Eimskip: Bleak outlook for 2011
The Icelandic shipping company Eimskip said it had first quarter net profit of 5.8 million euros ($8.3 million) compared to 1.3 million euro in the same 2010 period, but the company’s president said he was not optimistic about the outlook for the remainder of the year.
Revenue was 90.2 million euros ($128.7 million) for the first 2011 quarter compared to 79 million euros in the first quarter of 2010.
Eimskip's total liner transport volume in the first quarter decreased 3 percent, but its international reefer forwarding services increased 7 percent.
The company said profit was above expectations due to better collections of an outstanding loan that had previously been fully written off. It said profit from regular operations, on the other hand, was below expectations, largely due to the cost from the grounding of a ship Godafoss off the coast of Norway in mid-February, and the decrease in liner transport volume.
The Godafoss grounding is one of Eimskip's largest insurance claims in recent years, although the company is thoroughly insured to meet such setbacks. In spite of that, Eimskip said it will have a direct cost of around 500,000 euros from the accident.
Gylfi Sigf'sson, president and chief executive officer, said liner volumes fell in both Iceland and in the Faroe Islands. “The outlook for 2011 does not give much cause for optimism, with no foreseeable increase in transport volume,” he said.
Another Eimskip ship, Reykjafoss, ran aground in the port of Argentia, Newfoundland, last month, but the company said expenses will have “minimal effect” on second quarter earnings.
“It appears that we are facing another recession period in transport volume in the North Atlantic, since the economy continues to stall despite our hopes of the opposite. Eimskip's customers in Iceland are also facing decrease in income and adversity in financing their inventories. The recent salary agreements between Icelandic Workers Unions and the Employers Association will also affect the operational results of Icelandic companies and no large scale projects are due to start in Iceland,” Sigf'sson said.
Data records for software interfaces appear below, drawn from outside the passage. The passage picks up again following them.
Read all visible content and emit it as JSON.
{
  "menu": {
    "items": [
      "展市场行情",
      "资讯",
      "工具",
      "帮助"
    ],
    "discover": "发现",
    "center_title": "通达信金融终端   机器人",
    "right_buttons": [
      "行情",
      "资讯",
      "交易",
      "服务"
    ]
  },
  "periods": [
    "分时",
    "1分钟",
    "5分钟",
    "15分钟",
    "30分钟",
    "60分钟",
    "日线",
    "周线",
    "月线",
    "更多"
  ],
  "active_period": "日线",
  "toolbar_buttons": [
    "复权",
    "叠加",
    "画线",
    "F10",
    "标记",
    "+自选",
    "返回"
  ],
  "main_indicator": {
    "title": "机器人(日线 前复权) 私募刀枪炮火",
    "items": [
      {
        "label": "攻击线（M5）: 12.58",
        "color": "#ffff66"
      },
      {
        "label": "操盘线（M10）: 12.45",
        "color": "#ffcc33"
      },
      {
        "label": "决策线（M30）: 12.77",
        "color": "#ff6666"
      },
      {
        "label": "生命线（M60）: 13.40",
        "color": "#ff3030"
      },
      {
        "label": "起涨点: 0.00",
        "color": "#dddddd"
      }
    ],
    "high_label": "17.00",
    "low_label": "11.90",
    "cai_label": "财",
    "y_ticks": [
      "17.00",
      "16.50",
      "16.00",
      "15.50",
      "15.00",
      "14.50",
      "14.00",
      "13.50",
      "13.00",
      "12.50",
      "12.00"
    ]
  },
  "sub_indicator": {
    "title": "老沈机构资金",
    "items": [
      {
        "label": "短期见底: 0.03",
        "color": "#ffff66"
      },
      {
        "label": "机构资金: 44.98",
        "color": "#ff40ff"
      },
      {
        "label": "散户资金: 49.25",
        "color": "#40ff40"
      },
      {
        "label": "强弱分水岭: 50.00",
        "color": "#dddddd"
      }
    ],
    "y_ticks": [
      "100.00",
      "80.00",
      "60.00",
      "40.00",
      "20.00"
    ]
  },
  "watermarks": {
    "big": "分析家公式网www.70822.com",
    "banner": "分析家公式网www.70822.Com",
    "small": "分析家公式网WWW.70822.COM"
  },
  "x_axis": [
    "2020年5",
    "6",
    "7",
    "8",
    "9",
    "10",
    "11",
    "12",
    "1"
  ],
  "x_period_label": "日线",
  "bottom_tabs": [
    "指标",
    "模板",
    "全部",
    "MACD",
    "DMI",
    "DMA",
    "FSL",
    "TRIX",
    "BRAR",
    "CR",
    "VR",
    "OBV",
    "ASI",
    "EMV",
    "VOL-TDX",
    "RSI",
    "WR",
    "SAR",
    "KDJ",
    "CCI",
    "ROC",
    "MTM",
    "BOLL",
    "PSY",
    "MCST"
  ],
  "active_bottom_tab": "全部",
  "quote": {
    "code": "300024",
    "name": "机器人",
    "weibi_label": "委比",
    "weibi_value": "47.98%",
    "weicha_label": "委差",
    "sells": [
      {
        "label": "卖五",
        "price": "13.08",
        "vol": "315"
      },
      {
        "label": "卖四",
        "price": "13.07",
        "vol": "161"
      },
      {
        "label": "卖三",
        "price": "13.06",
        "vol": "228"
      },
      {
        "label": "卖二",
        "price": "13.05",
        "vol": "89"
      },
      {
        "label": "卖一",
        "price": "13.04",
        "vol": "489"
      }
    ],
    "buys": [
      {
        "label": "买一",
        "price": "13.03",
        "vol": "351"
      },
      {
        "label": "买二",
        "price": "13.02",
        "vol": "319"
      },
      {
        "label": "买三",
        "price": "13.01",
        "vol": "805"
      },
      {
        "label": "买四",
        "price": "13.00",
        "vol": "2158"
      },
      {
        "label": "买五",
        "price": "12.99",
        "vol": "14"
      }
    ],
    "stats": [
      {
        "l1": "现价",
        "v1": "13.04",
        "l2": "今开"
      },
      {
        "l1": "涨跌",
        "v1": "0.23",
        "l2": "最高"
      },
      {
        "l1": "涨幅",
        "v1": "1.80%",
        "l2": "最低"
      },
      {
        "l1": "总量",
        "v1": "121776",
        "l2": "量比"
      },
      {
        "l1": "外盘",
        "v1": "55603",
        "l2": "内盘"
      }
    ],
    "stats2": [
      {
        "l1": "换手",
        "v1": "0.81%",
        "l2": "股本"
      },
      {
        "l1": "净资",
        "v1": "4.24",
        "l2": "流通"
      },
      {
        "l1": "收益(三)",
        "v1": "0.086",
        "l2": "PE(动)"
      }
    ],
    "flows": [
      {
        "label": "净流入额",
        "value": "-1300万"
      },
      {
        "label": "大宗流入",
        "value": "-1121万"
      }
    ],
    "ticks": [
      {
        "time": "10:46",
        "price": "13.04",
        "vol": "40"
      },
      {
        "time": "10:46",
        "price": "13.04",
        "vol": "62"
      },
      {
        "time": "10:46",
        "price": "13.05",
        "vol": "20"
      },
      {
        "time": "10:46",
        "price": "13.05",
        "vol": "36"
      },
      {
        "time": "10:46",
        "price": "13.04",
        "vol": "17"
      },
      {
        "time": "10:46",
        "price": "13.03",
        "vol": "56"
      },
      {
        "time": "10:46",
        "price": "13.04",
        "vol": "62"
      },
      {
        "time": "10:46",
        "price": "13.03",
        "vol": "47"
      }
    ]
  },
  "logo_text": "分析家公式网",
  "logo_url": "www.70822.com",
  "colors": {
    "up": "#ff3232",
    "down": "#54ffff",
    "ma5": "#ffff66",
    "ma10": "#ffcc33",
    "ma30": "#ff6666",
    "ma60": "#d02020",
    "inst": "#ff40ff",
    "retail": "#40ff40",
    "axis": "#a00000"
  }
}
Eimskip has operations in 16 countries, with 19 vessels and around 1,250 employees, 730 in Iceland.